An MIT scientist suggests young planets maintain a high temperature for several million years, much longer than previously assumed. This can make such planets easier to detect, because during this hot stage their brightness is not overshadowed by that of their parent stars. This long hot stage is caused by the rising of hot material within the planet to the surface.
|MIT planetary scientist Linda Elkins-Tanton,
Mitsui Career Development, Professor
of Geology in the Department of Earth,
Atmospheric, and Planetary Sciences,
views profile showing that hot, young
planets may be easier to spot because
they stay hot longer than astronomers
have thought. (Image credit: Donna Coveney)
Planets orbiting stars are difficult to detect. Such planets reflect light from their parent stars but don’t emit any brightness of their own; on the other hand, the stars themselves are very bright. This large difference in brightness makes these planets quite elusive as they are overshadowed by their parent stars.
During the planets’ initial stages following formation, they are very hot. This makes them easier to detect as they stand out even relative to their bright parent stars. MIT planetary scientist Linda Elkins-Tanton at the Department of Earth, Atmospheric, and Planetary Sciences
recently theorized that this hot period lasts much longer than previously assumed, creating a larger window of opportunity to detect these planets.
This extended period is caused by a two stage process. At first, the planet undergoes a short period of heating generated by a combination of radioactivity in the planet’s interior and the heat generated by the collision of millions of chunks of rock crashing together to form the planet. This stage lasts a mere few hundred thousand years, a very short astronomical period. Following this process, heavy iron-rich material at the planet’s surface sinks towards the core, inciting hot material in the planet to rise to the surface.
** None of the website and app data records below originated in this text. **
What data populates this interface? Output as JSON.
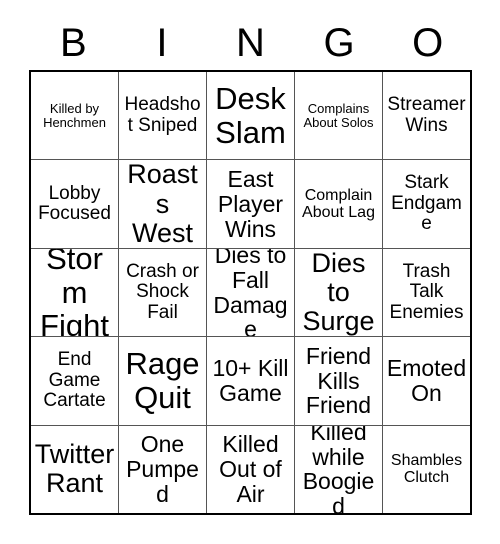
{
  "header": {
    "letters": [
      "B",
      "I",
      "N",
      "G",
      "O"
    ]
  },
  "grid": {
    "rows": 5,
    "columns": 5,
    "cells": [
      [
        {
          "text": "Killed by Henchmen",
          "size": "xs"
        },
        {
          "text": "Headshot Sniped",
          "size": "md"
        },
        {
          "text": "Desk Slam",
          "size": "xxl"
        },
        {
          "text": "Complains About Solos",
          "size": "xs"
        },
        {
          "text": "Streamer Wins",
          "size": "md"
        }
      ],
      [
        {
          "text": "Lobby Focused",
          "size": "md"
        },
        {
          "text": "Roasts West",
          "size": "xl"
        },
        {
          "text": "East Player Wins",
          "size": "lg"
        },
        {
          "text": "Complain About Lag",
          "size": "sm"
        },
        {
          "text": "Stark Endgame",
          "size": "md"
        }
      ],
      [
        {
          "text": "Storm Fight",
          "size": "xxl"
        },
        {
          "text": "Crash or Shock Fail",
          "size": "md"
        },
        {
          "text": "Dies to Fall Damage",
          "size": "lg"
        },
        {
          "text": "Dies to Surge",
          "size": "xl"
        },
        {
          "text": "Trash Talk Enemies",
          "size": "md"
        }
      ],
      [
        {
          "text": "End Game Cartate",
          "size": "md"
        },
        {
          "text": "Rage Quit",
          "size": "xxl"
        },
        {
          "text": "10+ Kill Game",
          "size": "lg"
        },
        {
          "text": "Friend Kills Friend",
          "size": "lg"
        },
        {
          "text": "Emoted On",
          "size": "lg"
        }
      ],
      [
        {
          "text": "Twitter Rant",
          "size": "xl"
        },
        {
          "text": "One Pumped",
          "size": "lg"
        },
        {
          "text": "Killed Out of Air",
          "size": "lg"
        },
        {
          "text": "Killed while Boogied",
          "size": "lg"
        },
        {
          "text": "Shambles Clutch",
          "size": "sm"
        }
      ]
    ]
  },
  "colors": {
    "background": "#ffffff",
    "text": "#000000",
    "outer_border": "#000000",
    "inner_border": "#555555"
  }
}
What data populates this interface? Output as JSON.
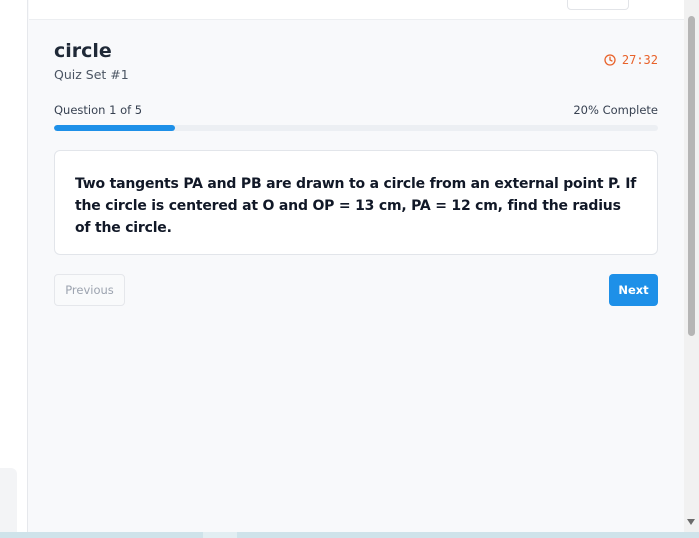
{
  "quiz": {
    "title": "circle",
    "subtitle": "Quiz Set #1",
    "timer": "27:32"
  },
  "progress": {
    "label": "Question 1 of 5",
    "percent_text": "20% Complete",
    "fraction": 0.2
  },
  "question": {
    "text": "Two tangents PA and PB are drawn to a circle from an external point P. If the circle is centered at O and OP = 13 cm, PA = 12 cm, find the radius of the circle."
  },
  "navigation": {
    "previous_label": "Previous",
    "next_label": "Next"
  },
  "colors": {
    "accent": "#1e90e8",
    "timer": "#e8622a"
  },
  "icons": {
    "timer": "clock-icon",
    "scroll_down": "scroll-down-arrow-icon"
  }
}
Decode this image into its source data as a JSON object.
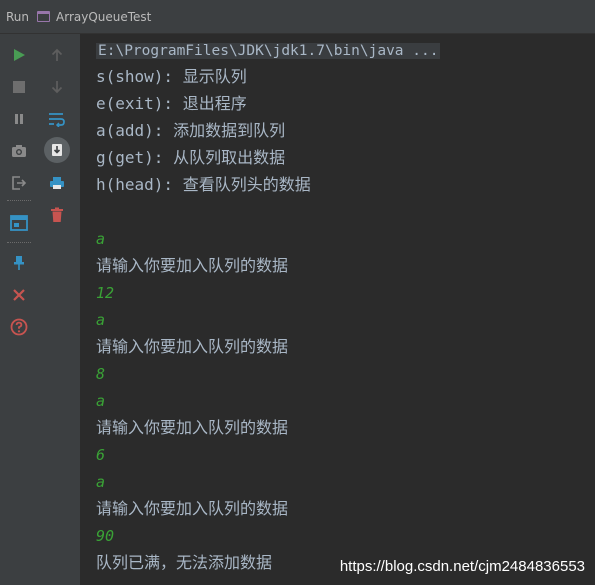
{
  "header": {
    "tool_window": "Run",
    "config_name": "ArrayQueueTest"
  },
  "toolbar": {
    "icons": [
      "run-icon",
      "arrow-up-icon",
      "stop-icon",
      "arrow-down-icon",
      "pause-icon",
      "soft-wrap-icon",
      "camera-icon",
      "scroll-to-end-icon",
      "exit-icon",
      "print-icon",
      "trash-icon",
      "layout-icon",
      "pin-icon",
      "close-icon",
      "help-icon"
    ],
    "colors": {
      "run": "#499c54",
      "close": "#c75450",
      "help": "#c75450",
      "print": "#3592c4",
      "trash": "#c75450"
    }
  },
  "console": {
    "command": "E:\\ProgramFiles\\JDK\\jdk1.7\\bin\\java ...",
    "menu": [
      "s(show): 显示队列",
      "e(exit): 退出程序",
      "a(add): 添加数据到队列",
      "g(get): 从队列取出数据",
      "h(head): 查看队列头的数据"
    ],
    "session": [
      {
        "kind": "in",
        "text": "a"
      },
      {
        "kind": "out",
        "text": "请输入你要加入队列的数据"
      },
      {
        "kind": "in",
        "text": "12"
      },
      {
        "kind": "in",
        "text": "a"
      },
      {
        "kind": "out",
        "text": "请输入你要加入队列的数据"
      },
      {
        "kind": "in",
        "text": "8"
      },
      {
        "kind": "in",
        "text": "a"
      },
      {
        "kind": "out",
        "text": "请输入你要加入队列的数据"
      },
      {
        "kind": "in",
        "text": "6"
      },
      {
        "kind": "in",
        "text": "a"
      },
      {
        "kind": "out",
        "text": "请输入你要加入队列的数据"
      },
      {
        "kind": "in",
        "text": "90"
      },
      {
        "kind": "out",
        "text": "队列已满，无法添加数据"
      }
    ],
    "colors": {
      "output": "#a9b7c6",
      "user_input": "#3aa236"
    }
  },
  "watermark": "https://blog.csdn.net/cjm2484836553"
}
This molten surface perseveres for millions, and even for tens of millions, of years.
|Artist’s impression of the Mercury Surface,
Space Environment, Geochemistry,
and Ranging (MESSENGER) spacecraft in
orbit around Mercury. (Image credit: NASA /
Johns Hopkins University Applied
Physics Laboratory / Carnegie
Institution of Washington).
A likely place to test out this theory is Earth. But due to the Earth’s crust being very dynamic, no relics of this stage were left over to be studied. Such remnants may be present on Mars or Mercury and perhaps will be available for study in the coming years. Elkins-Tanton’s study also resulted in conclusions regarding the composition of planets’ surfaces. Therefore, the detection of certain minerals on Mercury for example, can provide additional support to the new theory. The Messenger spacecraft is scheduled to begin a study of Mercury in 2011 and may assist in this task. Furthermore, detection of young planets in this hot stage around stars other than the Sun can also strengthen this conclusion.
TFOT reported on NASA’s endeavor to detect additional planets
with the Multi-Object Apache Point Observatory Radial Velocity Exoplanet Large-Area Survey, whose goal is to massively search for new planets by observing about 11,000 nearby stars over 6 years. The research is due to begin in the last quarter of 2008 and scientists estimate that the project will find at least 150 new planets. In another related article TFOT reported on an analysis of Mercury’s surface
, based on data collected in January 2008 by NASA’s Mercury Surface, Space Environment, Geochemistry, and Ranging spacecraft. The analysis has shown that Mercury’s volcanoes were involved in plain formation and suggest that its magnetic field is actively produced in the planet’s core. The new results put an end to a 30-years old argument regarding the origins of Mercury’s smooth plains and the source of its magnetic field.